Collected data entries:

#####

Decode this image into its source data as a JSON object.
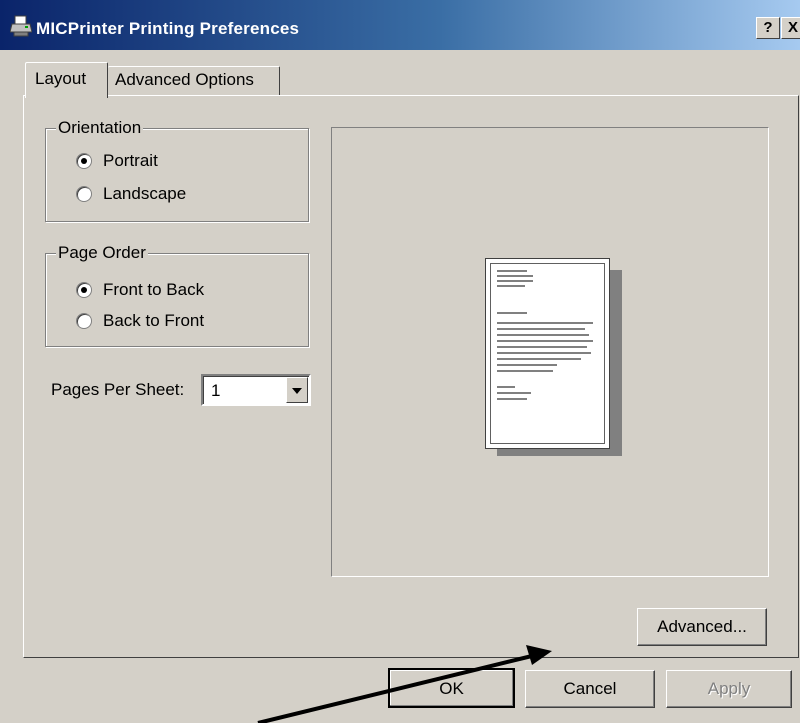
{
  "window": {
    "title": "MICPrinter Printing Preferences",
    "help_label": "?",
    "close_label": "X"
  },
  "tabs": [
    {
      "label": "Layout",
      "active": true
    },
    {
      "label": "Advanced Options",
      "active": false
    }
  ],
  "orientation": {
    "legend": "Orientation",
    "options": [
      {
        "label": "Portrait",
        "selected": true
      },
      {
        "label": "Landscape",
        "selected": false
      }
    ]
  },
  "page_order": {
    "legend": "Page Order",
    "options": [
      {
        "label": "Front to Back",
        "selected": true
      },
      {
        "label": "Back to Front",
        "selected": false
      }
    ]
  },
  "pages_per_sheet": {
    "label": "Pages Per Sheet:",
    "value": "1"
  },
  "buttons": {
    "advanced": "Advanced...",
    "ok": "OK",
    "cancel": "Cancel",
    "apply": "Apply"
  },
  "colors": {
    "title_gradient_start": "#0a246a",
    "title_gradient_end": "#a6caf0",
    "face": "#d4d0c8",
    "annotation_arrow": "#000000"
  }
}
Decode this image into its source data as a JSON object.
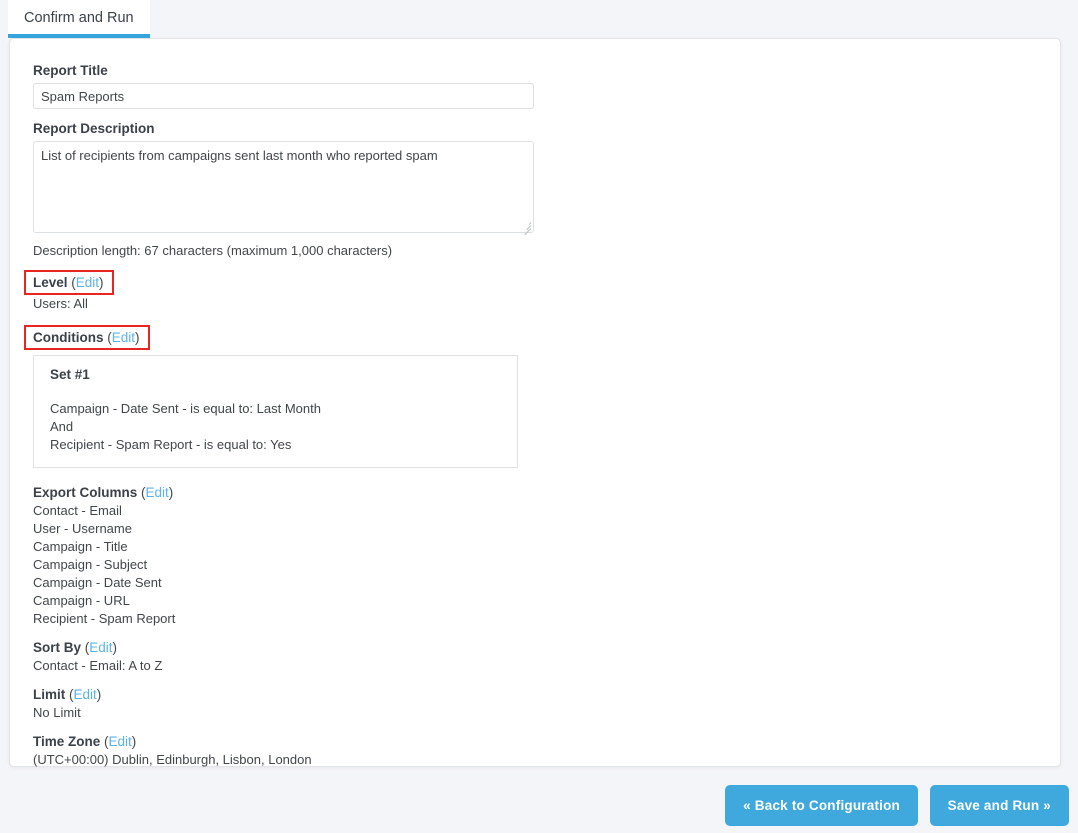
{
  "tab": {
    "label": "Confirm and Run",
    "accent_color": "#35a4dc"
  },
  "form": {
    "title_label": "Report Title",
    "title_value": "Spam Reports",
    "title_placeholder": "Report Title",
    "description_label": "Report Description",
    "description_value": "List of recipients from campaigns sent last month who reported spam",
    "description_placeholder": "Report Description",
    "description_helper": "Description length: 67 characters (maximum 1,000 characters)"
  },
  "edit_label": "Edit",
  "sections": {
    "level": {
      "title": "Level",
      "value": "Users: All",
      "highlighted": true,
      "highlight_color": "#e8251f"
    },
    "conditions": {
      "title": "Conditions",
      "highlighted": true,
      "highlight_color": "#e8251f",
      "set_title": "Set #1",
      "lines": [
        "Campaign - Date Sent - is equal to: Last Month",
        "And",
        "Recipient - Spam Report - is equal to: Yes"
      ]
    },
    "export_columns": {
      "title": "Export Columns",
      "items": [
        "Contact - Email",
        "User - Username",
        "Campaign - Title",
        "Campaign - Subject",
        "Campaign - Date Sent",
        "Campaign - URL",
        "Recipient - Spam Report"
      ]
    },
    "sort_by": {
      "title": "Sort By",
      "value": "Contact - Email: A to Z"
    },
    "limit": {
      "title": "Limit",
      "value": "No Limit"
    },
    "time_zone": {
      "title": "Time Zone",
      "value": "(UTC+00:00) Dublin, Edinburgh, Lisbon, London"
    }
  },
  "footer": {
    "back_label": "« Back to Configuration",
    "run_label": "Save and Run »",
    "button_color": "#3fa9dd"
  }
}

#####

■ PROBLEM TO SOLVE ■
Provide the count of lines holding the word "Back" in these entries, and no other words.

■ OUTPUT OF THE EXERCISE ■
3